From 1930 onwards President Hindenburg used emergency powers to back Chancellors Heinrich Brüning, Franz von Papen and General Kurt von Schleicher. The Great Depression, exacerbated by Brüning's policy of deflation, led to a surge in unemployment. [6] In 1933, Hindenburg appointed Adolf Hitler as Chancellor with the Nazi Party being part of a coalition government. The Nazis held two out of the remaining ten cabinet seats. Von Papen as Vice Chancellor was intended to be the " éminence grise" who would keep Hitler under control, using his close personal connection to Hindenburg. Within months the Reichstag Fire Decree and the Enabling Act of 1933 had brought about a state of emergency: it wiped out constitutional governance and civil liberties. Hitler's seizure of power ( Machtergreifung) was permissive of government by decree without legislative participation. These events brought the republic to an end: as democracy collapsed, a single-party state founded the Nazi era.

Even so, German Foreign Office official Harry Graf Kessler had predicted as early as February 1919 that the Republic was doomed. "The paradox", he wrote, "by which a Social Democratic Government allows itself and the capitalist cash-boxes to be defended by royalist officers and unemployed on the dole is altogether too crazy." [7] His friend and socialist liberal German Democratic Party colleague Walther Rathenau was assassinated, just like Matthias Erzberger before him, by right-wing assassin squads Organisation Consul.

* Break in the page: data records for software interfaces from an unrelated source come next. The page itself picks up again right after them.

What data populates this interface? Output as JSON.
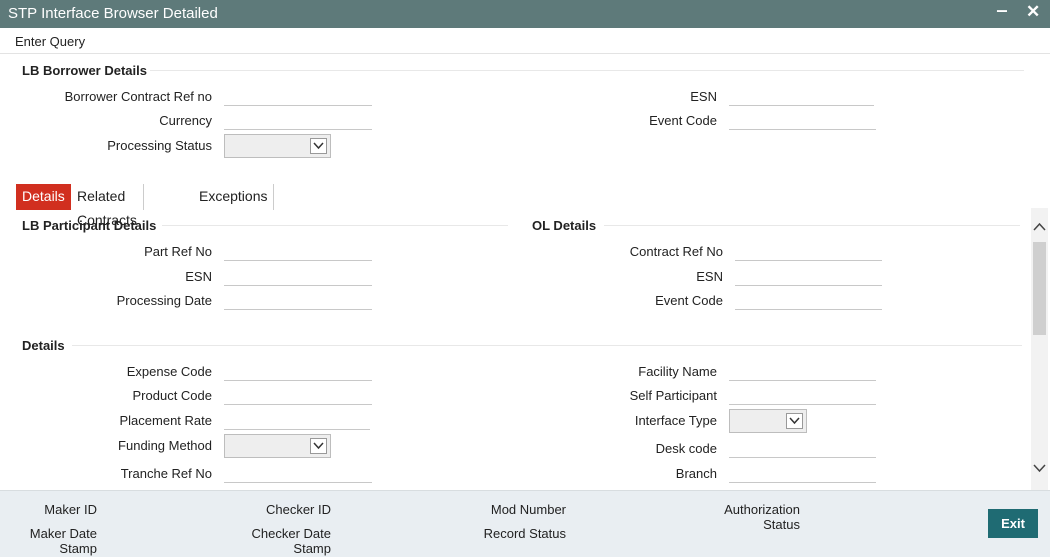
{
  "window": {
    "title": "STP Interface Browser Detailed",
    "minimize_label": "‒",
    "close_label": "✕"
  },
  "menu": {
    "enter_query": "Enter Query"
  },
  "borrower": {
    "title": "LB Borrower Details",
    "contract_ref_label": "Borrower Contract Ref no",
    "currency_label": "Currency",
    "processing_status_label": "Processing Status",
    "esn_label": "ESN",
    "event_code_label": "Event Code"
  },
  "tabs": [
    "Details",
    "Related Contracts",
    "Exceptions"
  ],
  "participant": {
    "title": "LB Participant Details",
    "part_ref_label": "Part Ref No",
    "esn_label": "ESN",
    "processing_date_label": "Processing Date"
  },
  "ol": {
    "title": "OL Details",
    "contract_ref_label": "Contract Ref No",
    "esn_label": "ESN",
    "event_code_label": "Event Code"
  },
  "details": {
    "title": "Details",
    "expense_code_label": "Expense Code",
    "product_code_label": "Product Code",
    "placement_rate_label": "Placement Rate",
    "funding_method_label": "Funding Method",
    "tranche_ref_label": "Tranche Ref No",
    "facility_name_label": "Facility Name",
    "self_participant_label": "Self Participant",
    "interface_type_label": "Interface Type",
    "desk_code_label": "Desk code",
    "branch_label": "Branch"
  },
  "footer": {
    "maker_id": "Maker ID",
    "maker_date_1": "Maker Date",
    "maker_date_2": "Stamp",
    "checker_id": "Checker ID",
    "checker_date_1": "Checker Date",
    "checker_date_2": "Stamp",
    "mod_number": "Mod Number",
    "record_status": "Record Status",
    "auth_status_1": "Authorization",
    "auth_status_2": "Status",
    "exit_label": "Exit"
  },
  "colors": {
    "titlebar": "#5e7a7a",
    "active_tab": "#d12f1f",
    "exit_button": "#1f6b73"
  }
}
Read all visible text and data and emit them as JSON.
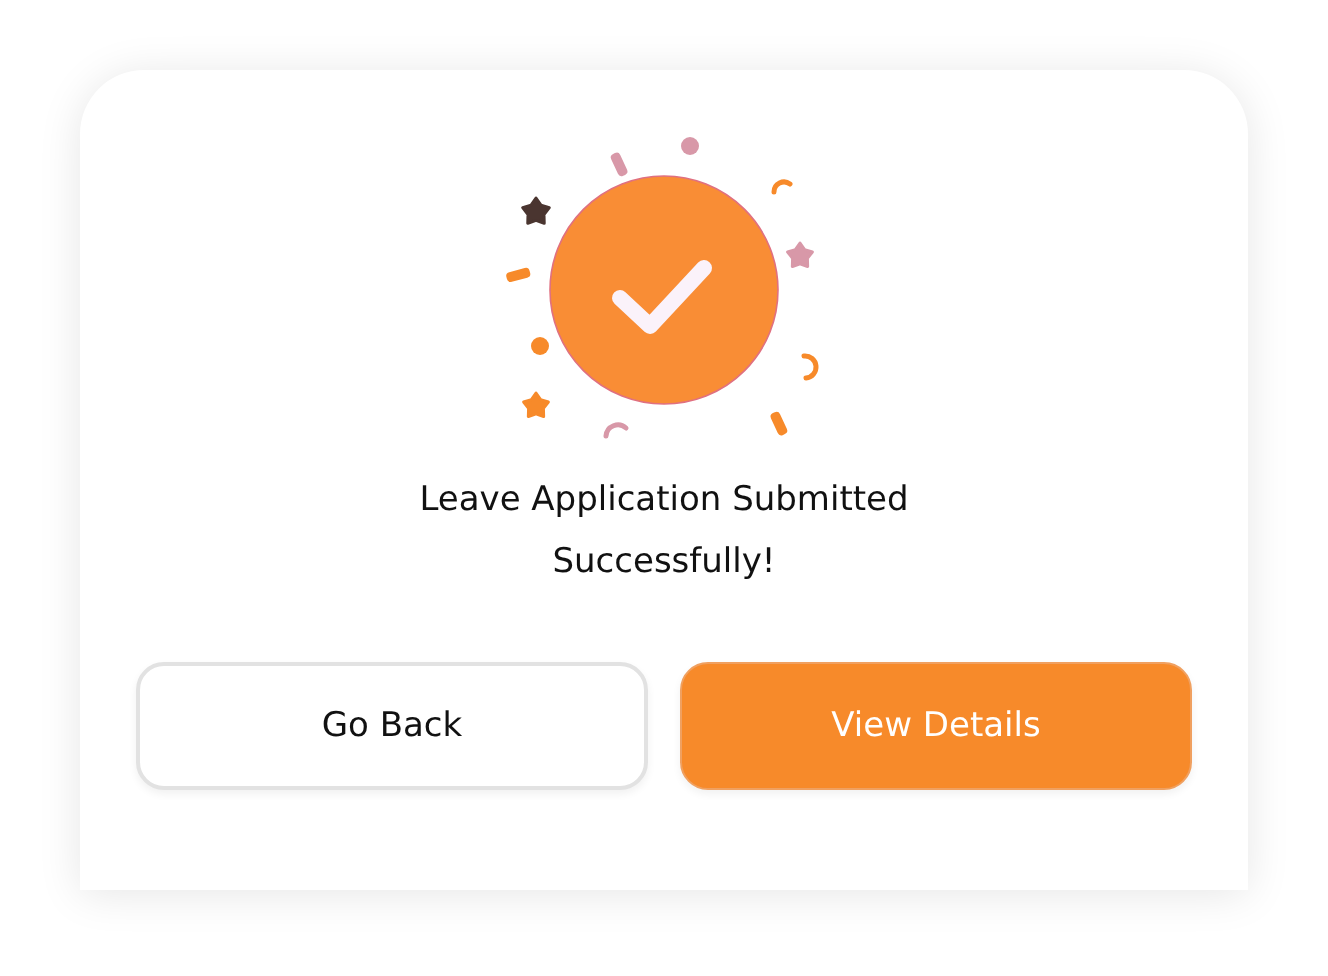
{
  "dialog": {
    "title": "Leave Application Submitted Successfully!",
    "buttons": [
      {
        "label": "Go Back",
        "kind": "secondary"
      },
      {
        "label": "View Details",
        "kind": "primary"
      }
    ]
  }
}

Like the Nazis, the Consul was founded by the Freikorps. Ultimately, the Republic in Germany was destroyed by gangsterism, infighting, incompetence, political naivete, and international debt obligations.


The Weimar Republic is so called because the assembly that adopted its constitution met at Weimar, Germany from 6 February 1919 to 11 August 1919, [8] but this name only became mainstream after 1933. Between 1919 and 1933 there was no single name for the new state that gained widespread acceptance, which is precisely why the old name "Deutsches Reich" continued in existence even though hardly anyone used it during the Weimar period. [9] To the right of the spectrum the politically engaged rejected the new democratic model and cringed to see the honour of the traditional word "Reich" associated with it. [10] The Catholic Centre party, Zentrum favoured the term "Deutscher Volksstaat" ("German People's State") while on the moderate left the Chancellor's SPD preferred "Deutsche Republik" ("German Republic"). [10] By 1925 "Deutsche Republik" was used by most Germans, but for the anti-democratic right the word "Republik" was, along with the relocation of the seat of power to Weimar, a painful reminder of a government structure that had been imposed by foreign statesmen, along with the expulsion of Kaiser Wilhelm in the wake of massive national humiliation. [10] The first recorded mention of the term "Republik von Weimar" ("Republic of Weimar") came during a speech delivered by Adolf Hitler at a National Socialist German Worker's Party rally in Munich on 24 February 1929; it was a few weeks later that the term "Weimar Republik" was first used (again by Hitler) in a newspaper article. [9] Only during the 1930s did the term become mainstream, both within and outside Germany.